- September 1, 2020
- Posted by: Anish
- Category: Feed
Humans think of themselves as the world’s apex predators. But sars-cov-2 shows how people can also end up as prey. Viruses have caused a litany of modern pandemics, from covid-19, to hiv/aids to the influenza outbreak in 1918-20.
A group of economists and anthropologists have converged on a way to address both climate and ecological crises that will also make the world happier, healthier, and more equal: “less is more”— Known as the “degrowth” movement, these scholars first want the world to reconsider the value of gross domestic product as a metric for progress, as GDP may still be rising even as inequality worsens and overall well-being falls.
Second, they contend that a sustainable planet must find a way to live within certain limits for things like climate change, ocean acidification, and biodiversity loss, called “planetary boundaries”—and that rich countries are abusing these boundaries by consuming too many resources. And third, they question the wisdom—and even the morality—of most climate models looking to keep temperature increases below 1.5°C, which require the use of negative-emissions technologies that draw down carbon dioxide from the air and are still in early stages of development.
When countries focus solely on increasing their annual gross domestic product (GDP), concerns for the environment, erasing poverty or even basic services such as providing safe drinking water run the risk of being left on the back burner.
The spread of the new coronavirus was set against the backdrop of the crisis of multilateralism, growing inequality, climate change, trade wars, unprotected migration, demographic change and mounting global geopolitical tensions.
This does not mean that we should stop measuring GDP, but rather that it must be complemented with information that captures dimensions of well-being and sustainability beyond economic production.
The challenges involved in producing relevant and timely statistical information for decision-making, for both nation-states and the international cooperation system, are enormous.
One main critical issue is how we monitor inequalities.
First, there is a need to improve the way we measure the income of the richest segments of the population. Current household surveys have limitations to gauge and portray these groups accurately. The way forward is to use information from other sources, such as tax and administrative records. The challenge is to develop methodologies that make these data sources compatible and comparable across countries. Information is also needed on the concentration of wealth and assets — the region is only just beginning to develop statistical competencies in this area.
For low-income earners, we must measure inequalities in the quality of education, health, housing, employment and social security. In many countries, asymmetries in these areas tend to be expressed more in differences in quality than in access itself.
The extraction of natural resources at rates above their replenishment level, and increasing levels of air, water, soil and ocean pollution, affect human and ecosystem health.
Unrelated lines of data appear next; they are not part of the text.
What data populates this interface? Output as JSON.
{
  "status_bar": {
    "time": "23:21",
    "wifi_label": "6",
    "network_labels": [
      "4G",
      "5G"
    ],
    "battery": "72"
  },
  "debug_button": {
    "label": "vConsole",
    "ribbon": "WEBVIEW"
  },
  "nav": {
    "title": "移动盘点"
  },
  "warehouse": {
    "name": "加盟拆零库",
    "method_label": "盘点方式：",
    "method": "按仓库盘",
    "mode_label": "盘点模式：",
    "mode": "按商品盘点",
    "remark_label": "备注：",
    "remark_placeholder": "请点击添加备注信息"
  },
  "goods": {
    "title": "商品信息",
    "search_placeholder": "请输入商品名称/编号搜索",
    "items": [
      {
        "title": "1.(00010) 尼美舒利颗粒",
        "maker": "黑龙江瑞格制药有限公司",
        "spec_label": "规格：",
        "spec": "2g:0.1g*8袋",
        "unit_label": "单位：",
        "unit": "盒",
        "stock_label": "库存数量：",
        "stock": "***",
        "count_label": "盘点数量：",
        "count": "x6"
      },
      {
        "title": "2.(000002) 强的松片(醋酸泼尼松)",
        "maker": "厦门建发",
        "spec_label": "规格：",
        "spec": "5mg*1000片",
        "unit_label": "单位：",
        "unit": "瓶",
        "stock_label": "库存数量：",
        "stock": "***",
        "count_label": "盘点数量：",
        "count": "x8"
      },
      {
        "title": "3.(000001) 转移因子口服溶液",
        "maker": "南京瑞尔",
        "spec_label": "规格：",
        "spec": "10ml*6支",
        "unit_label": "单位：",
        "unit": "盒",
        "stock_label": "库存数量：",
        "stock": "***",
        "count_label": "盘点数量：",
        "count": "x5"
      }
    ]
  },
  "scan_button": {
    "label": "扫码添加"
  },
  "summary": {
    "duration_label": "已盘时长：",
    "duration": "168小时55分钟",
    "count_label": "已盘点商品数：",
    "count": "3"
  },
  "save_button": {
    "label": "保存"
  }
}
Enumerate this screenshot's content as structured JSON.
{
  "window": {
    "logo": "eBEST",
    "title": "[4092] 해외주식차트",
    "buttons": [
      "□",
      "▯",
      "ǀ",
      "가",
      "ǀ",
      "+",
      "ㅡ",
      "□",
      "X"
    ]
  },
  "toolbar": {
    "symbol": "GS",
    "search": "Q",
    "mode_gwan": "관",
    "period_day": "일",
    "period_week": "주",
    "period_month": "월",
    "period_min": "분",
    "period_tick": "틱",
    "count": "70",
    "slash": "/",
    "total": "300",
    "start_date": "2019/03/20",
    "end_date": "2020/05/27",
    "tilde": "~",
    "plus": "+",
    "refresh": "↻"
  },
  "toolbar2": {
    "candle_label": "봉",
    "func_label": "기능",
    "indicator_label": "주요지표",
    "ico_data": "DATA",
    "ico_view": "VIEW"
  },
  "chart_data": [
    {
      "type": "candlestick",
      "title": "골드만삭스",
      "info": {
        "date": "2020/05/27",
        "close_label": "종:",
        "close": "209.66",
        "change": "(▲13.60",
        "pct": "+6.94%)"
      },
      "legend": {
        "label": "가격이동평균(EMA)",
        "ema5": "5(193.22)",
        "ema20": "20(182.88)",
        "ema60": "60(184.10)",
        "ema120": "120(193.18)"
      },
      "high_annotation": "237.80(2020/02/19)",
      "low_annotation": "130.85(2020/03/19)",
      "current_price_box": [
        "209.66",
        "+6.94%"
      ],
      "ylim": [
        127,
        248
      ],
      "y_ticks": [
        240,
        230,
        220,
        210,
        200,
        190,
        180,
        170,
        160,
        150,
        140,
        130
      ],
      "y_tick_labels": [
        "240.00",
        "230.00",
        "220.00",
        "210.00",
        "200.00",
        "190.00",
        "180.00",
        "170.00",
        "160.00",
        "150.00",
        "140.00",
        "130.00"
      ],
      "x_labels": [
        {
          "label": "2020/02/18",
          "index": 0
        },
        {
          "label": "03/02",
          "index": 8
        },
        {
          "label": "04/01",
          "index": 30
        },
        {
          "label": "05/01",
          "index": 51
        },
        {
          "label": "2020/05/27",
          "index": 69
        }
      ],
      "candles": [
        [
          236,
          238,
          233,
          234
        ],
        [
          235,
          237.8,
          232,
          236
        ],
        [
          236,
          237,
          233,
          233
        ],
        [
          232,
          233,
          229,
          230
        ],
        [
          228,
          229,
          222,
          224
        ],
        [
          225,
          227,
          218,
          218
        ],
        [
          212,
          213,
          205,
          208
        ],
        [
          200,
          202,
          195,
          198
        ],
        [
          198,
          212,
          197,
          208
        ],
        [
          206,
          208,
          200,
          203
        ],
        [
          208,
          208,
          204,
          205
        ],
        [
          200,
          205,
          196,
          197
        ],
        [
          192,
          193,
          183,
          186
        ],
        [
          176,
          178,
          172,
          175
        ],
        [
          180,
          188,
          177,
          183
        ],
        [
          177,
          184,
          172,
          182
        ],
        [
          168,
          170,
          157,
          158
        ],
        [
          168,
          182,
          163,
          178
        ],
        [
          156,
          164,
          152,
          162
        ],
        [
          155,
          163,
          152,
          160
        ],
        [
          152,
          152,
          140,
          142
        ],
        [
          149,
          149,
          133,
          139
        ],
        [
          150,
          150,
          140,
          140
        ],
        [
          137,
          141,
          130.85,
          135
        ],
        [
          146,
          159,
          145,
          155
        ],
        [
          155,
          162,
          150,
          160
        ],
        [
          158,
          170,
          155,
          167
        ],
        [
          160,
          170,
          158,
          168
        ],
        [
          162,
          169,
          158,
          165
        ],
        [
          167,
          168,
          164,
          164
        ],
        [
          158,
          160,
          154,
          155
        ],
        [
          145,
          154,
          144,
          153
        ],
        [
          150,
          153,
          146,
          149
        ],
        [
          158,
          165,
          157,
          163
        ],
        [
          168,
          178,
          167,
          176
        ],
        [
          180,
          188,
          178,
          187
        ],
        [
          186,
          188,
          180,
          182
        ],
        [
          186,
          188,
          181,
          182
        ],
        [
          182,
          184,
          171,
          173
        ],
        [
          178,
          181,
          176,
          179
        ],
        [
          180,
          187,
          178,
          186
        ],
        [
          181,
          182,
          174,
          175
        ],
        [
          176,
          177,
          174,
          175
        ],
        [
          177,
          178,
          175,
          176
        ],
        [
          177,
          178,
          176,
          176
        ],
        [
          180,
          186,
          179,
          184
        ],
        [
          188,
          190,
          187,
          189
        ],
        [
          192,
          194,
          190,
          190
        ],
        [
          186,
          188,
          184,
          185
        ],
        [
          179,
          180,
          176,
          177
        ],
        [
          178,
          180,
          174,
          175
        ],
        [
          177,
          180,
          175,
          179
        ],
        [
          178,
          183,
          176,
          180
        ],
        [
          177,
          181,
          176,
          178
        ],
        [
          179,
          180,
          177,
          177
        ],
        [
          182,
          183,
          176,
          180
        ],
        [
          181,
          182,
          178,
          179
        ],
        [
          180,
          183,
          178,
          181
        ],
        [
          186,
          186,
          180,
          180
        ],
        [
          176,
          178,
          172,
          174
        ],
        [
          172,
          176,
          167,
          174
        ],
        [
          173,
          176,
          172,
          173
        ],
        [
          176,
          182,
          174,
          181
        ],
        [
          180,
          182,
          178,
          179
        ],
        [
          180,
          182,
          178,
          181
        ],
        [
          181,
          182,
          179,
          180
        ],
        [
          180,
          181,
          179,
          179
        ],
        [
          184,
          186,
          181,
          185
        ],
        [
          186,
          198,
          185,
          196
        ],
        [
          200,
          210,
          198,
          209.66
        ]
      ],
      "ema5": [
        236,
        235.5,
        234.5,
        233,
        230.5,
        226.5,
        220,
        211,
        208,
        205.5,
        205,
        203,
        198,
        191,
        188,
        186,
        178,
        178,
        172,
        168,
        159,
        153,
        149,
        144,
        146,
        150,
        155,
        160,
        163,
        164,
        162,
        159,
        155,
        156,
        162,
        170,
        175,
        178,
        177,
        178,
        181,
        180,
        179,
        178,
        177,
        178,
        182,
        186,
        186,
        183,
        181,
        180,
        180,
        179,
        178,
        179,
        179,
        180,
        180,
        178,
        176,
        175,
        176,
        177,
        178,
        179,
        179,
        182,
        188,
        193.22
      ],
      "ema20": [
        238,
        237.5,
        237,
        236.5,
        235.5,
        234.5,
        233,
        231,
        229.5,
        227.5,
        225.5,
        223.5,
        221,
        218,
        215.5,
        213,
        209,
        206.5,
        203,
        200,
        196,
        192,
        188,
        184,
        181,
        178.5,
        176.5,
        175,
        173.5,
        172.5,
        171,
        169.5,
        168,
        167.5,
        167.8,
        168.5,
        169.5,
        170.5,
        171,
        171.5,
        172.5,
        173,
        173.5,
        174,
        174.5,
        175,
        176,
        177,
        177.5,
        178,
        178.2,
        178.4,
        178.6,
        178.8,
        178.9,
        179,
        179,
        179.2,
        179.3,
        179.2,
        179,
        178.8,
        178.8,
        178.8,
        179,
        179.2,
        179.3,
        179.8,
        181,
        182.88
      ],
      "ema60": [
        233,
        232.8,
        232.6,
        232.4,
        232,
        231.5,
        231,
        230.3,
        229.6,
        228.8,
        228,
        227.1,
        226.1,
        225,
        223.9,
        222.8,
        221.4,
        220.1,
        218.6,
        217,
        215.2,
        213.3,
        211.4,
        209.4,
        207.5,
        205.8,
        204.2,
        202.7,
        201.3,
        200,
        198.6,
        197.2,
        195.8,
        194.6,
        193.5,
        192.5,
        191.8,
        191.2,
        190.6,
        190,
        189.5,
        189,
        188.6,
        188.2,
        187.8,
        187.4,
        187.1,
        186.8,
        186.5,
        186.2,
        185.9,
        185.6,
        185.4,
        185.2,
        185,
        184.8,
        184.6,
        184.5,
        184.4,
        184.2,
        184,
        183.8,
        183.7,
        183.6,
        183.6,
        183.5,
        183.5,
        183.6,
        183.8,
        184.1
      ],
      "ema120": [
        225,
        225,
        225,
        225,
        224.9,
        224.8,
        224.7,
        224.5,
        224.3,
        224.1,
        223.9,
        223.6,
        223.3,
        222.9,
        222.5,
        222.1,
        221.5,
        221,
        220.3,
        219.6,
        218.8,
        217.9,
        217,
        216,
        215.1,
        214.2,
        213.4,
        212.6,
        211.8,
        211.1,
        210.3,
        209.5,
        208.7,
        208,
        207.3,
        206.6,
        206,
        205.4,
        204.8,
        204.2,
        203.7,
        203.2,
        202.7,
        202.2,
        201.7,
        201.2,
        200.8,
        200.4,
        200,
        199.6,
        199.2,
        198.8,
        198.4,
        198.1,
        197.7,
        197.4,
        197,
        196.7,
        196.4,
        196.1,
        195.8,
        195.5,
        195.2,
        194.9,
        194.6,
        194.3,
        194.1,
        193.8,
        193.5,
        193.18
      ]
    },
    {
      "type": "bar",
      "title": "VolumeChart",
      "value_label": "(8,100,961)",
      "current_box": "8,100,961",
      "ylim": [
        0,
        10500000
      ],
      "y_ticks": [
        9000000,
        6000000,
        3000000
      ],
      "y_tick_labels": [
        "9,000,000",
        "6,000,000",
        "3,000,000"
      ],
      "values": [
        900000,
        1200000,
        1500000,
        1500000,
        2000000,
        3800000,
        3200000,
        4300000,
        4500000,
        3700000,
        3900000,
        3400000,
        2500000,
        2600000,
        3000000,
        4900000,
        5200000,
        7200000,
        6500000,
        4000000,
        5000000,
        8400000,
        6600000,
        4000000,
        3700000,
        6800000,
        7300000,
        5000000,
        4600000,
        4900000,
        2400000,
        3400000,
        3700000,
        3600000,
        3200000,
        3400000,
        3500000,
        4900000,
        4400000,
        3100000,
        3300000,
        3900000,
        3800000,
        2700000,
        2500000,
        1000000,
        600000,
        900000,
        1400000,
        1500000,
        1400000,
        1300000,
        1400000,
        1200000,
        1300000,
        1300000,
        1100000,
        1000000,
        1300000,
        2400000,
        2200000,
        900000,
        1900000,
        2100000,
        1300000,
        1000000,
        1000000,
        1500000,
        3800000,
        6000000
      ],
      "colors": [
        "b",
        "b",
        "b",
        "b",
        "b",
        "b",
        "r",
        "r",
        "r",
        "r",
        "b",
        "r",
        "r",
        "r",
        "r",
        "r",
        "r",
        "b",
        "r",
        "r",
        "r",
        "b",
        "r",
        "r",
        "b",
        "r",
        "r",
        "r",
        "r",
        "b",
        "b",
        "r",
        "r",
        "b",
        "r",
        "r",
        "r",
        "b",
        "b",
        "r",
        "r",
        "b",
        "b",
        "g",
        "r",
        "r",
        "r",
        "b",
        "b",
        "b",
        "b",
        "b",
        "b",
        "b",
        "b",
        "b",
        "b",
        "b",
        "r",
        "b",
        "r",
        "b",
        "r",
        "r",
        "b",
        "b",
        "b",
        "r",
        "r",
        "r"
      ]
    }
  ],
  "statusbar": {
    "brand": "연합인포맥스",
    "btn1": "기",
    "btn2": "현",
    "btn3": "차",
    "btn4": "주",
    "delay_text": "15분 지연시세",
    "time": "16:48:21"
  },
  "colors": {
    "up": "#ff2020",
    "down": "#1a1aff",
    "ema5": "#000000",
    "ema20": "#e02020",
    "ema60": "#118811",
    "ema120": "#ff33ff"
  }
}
To move toward a more sustainable development pattern, statistical information is required to determine the conservation status of natural heritage, in particular that of non-renewable goods, and data is also needed to monitor international commitments on reducing carbon emissions.
De-growth is building an economy that does not require growth in the first place, which can deliver high levels of human flourishing without growth. In a recession you see inequality rise, you see joblessness rise. In degrowth, you have a reduction of inequality. You have full employment, which you achieve through a shorter working week and a job guarantee.
A lot of people when they initially encounter the concept of degrowth, they think that sounds bad because we have so much poverty in the world. To point out this is just for high income countries that are exceeding planetary boundaries and need to reduce excess material and energy throughput.
And it just became clear that, look, we could reorganize the economy in such a way that the main focus is not growth or capital accumulation, but rather human welfare and well-being.
Trade Deals to Improve Human Well-being:
To lower or eliminate cross-border tariffs on goods, facilitate the movement of capital and people, promote investment and pave the way for customs union. The current FTA being negotiated amongst the 55 African Countries, the World Bank sees the pact bolstering Africa’s income by $450 billion and lifting 30 million people out of extreme poverty by 2035. In the near term, lower trade costs could help the continent mitigate output losses of between $37 billion and $79 billion due to the coronavirus outbreak in 2020, according to the Washington-based lender.
To conclude, make no mistake, economic growth is needed to boost the population’s well-being, but that growth must take place within the framework of a new development pattern—one that is compatible with using natural resources sustainably and reducing social gaps, among other considerations. This is not about Soviet Russia or any other kind of experiments with totalitarian communism. It’s kind of evolution beyond the constraints of capitalism toward something new for the 21st century that is organized primarily around democracy.